(Excerpts from an interface dataset)
——————
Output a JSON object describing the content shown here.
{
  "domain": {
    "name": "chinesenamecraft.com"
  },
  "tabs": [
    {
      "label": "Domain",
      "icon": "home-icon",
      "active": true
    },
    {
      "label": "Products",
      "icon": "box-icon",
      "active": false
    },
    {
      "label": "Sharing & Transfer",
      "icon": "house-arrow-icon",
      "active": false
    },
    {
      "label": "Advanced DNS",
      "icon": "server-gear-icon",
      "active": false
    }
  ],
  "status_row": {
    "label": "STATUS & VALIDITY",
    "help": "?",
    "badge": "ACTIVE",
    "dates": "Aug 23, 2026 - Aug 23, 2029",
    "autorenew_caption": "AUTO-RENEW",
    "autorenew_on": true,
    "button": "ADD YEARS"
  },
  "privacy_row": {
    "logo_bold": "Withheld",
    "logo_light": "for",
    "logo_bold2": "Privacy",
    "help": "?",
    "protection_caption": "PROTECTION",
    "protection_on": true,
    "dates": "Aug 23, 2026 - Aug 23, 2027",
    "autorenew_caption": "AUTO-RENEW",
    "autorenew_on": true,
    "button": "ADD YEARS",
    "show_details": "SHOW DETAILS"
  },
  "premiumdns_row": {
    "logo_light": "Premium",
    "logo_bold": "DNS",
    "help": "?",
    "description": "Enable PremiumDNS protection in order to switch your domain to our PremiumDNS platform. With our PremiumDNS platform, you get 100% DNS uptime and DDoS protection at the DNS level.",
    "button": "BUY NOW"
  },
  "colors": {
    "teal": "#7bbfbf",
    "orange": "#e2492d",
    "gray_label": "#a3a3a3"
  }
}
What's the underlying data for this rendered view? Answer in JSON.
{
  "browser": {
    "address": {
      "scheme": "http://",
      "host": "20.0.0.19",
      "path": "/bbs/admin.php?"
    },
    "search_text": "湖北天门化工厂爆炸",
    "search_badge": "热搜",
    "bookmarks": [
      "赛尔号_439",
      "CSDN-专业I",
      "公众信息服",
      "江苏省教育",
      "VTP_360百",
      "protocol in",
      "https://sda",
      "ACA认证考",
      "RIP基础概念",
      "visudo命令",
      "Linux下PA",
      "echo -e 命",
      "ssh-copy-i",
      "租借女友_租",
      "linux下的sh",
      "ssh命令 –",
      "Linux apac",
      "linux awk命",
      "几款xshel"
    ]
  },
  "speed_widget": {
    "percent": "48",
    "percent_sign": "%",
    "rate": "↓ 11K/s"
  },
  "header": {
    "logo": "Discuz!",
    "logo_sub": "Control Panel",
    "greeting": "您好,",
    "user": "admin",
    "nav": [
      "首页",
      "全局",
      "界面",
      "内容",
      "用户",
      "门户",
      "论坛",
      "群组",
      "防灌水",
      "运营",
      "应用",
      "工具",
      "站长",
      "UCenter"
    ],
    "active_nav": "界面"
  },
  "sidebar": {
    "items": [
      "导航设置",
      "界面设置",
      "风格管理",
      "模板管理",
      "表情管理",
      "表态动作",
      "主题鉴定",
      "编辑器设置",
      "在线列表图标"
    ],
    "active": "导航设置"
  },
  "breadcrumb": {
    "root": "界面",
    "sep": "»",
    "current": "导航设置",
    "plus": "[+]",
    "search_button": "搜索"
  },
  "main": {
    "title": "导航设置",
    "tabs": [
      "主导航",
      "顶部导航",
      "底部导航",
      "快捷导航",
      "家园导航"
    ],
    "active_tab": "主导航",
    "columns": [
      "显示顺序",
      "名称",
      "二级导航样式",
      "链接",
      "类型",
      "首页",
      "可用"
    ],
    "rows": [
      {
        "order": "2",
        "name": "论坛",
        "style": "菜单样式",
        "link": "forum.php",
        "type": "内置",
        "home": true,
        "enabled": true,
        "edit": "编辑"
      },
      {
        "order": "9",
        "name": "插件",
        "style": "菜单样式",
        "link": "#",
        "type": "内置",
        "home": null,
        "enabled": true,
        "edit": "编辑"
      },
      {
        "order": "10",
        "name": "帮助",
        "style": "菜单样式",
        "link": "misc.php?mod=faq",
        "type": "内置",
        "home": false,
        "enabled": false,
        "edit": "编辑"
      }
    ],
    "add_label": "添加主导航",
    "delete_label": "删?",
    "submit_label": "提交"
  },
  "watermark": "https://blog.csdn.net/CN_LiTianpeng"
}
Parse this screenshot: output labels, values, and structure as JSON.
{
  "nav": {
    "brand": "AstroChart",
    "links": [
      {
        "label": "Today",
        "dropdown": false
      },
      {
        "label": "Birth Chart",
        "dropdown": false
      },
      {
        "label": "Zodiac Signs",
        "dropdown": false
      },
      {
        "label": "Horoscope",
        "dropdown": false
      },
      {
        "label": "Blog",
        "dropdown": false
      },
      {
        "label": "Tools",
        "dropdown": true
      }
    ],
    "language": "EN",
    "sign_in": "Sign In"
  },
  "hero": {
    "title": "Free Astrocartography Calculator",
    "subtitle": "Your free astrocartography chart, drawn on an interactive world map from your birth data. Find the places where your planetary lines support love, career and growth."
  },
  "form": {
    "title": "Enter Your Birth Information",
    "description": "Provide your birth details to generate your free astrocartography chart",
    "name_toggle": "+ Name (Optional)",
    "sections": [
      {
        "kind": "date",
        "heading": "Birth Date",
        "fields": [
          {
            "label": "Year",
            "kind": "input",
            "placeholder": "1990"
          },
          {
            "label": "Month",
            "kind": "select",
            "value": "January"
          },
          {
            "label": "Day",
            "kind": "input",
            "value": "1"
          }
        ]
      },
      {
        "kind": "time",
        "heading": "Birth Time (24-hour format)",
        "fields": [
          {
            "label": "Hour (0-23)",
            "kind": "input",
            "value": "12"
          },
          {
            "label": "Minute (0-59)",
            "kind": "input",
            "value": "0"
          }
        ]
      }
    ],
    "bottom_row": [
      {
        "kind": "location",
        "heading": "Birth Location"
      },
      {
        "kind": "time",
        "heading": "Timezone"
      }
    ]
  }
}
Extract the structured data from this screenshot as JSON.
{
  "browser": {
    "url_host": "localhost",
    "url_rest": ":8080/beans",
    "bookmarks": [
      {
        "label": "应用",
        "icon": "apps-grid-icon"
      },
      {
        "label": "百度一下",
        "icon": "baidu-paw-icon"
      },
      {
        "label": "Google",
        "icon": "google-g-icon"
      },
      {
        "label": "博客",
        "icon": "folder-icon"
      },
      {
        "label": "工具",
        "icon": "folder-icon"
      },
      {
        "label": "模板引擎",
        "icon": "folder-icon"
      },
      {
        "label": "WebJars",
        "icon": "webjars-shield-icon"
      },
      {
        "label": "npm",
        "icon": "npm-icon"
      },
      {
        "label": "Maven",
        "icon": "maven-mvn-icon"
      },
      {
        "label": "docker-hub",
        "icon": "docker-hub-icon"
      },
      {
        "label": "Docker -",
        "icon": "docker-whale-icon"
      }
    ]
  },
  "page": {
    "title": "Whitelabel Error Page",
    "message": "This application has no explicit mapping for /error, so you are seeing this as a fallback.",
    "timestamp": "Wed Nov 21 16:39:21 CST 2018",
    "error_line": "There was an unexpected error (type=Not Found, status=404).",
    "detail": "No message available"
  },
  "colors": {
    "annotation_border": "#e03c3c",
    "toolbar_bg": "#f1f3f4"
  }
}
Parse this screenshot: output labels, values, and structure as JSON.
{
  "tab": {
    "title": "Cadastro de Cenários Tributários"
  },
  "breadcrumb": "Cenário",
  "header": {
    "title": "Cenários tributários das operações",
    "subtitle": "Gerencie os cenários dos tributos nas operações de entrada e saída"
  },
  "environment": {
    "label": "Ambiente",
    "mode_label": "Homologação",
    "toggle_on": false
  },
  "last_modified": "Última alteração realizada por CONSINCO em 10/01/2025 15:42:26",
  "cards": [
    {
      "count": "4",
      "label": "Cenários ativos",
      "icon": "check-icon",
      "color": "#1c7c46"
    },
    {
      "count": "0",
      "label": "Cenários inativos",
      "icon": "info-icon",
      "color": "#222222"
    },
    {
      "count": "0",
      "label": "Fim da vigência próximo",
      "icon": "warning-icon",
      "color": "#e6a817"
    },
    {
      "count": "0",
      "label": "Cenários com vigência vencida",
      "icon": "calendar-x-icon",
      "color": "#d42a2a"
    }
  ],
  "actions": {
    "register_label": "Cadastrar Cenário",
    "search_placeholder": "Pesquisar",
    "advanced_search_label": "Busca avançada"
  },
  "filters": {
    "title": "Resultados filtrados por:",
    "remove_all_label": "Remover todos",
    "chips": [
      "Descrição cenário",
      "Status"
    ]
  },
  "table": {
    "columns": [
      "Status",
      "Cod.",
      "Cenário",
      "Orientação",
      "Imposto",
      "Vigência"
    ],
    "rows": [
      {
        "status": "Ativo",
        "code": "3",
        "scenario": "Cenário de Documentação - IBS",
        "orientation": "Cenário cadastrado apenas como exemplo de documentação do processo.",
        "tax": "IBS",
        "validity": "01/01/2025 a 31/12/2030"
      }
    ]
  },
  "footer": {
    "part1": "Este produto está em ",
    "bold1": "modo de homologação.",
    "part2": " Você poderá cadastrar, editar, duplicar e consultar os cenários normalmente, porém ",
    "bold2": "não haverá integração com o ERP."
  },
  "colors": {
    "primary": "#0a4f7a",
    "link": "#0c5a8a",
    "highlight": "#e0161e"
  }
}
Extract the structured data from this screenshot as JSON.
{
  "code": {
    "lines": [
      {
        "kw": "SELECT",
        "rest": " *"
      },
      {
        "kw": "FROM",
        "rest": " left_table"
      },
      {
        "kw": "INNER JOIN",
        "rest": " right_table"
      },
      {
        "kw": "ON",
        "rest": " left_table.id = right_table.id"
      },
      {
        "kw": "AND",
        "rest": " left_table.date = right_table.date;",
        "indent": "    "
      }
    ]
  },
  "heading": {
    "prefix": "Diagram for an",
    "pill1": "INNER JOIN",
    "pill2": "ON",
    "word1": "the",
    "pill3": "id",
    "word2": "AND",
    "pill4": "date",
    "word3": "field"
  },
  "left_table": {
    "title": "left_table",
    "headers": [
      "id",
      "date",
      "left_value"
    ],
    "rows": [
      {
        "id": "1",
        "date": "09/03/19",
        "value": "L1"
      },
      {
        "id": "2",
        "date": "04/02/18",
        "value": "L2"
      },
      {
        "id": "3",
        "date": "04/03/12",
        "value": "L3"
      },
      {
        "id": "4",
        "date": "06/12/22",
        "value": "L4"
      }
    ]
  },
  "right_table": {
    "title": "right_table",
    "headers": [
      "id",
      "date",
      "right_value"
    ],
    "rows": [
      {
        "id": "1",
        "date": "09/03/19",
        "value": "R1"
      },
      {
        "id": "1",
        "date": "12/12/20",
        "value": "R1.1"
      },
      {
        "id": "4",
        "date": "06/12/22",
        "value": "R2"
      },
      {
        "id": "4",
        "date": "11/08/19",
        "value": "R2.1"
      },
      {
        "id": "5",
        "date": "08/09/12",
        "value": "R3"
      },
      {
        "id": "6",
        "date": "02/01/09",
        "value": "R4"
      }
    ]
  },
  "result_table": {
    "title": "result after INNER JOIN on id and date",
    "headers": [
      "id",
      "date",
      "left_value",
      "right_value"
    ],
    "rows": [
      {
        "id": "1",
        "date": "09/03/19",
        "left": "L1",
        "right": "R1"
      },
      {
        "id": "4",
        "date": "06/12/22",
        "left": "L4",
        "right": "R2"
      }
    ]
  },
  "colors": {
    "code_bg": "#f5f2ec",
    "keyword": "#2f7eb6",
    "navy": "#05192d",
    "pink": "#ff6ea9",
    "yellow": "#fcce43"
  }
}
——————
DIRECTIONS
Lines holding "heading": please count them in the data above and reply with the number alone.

WRITTEN SOLUTION
5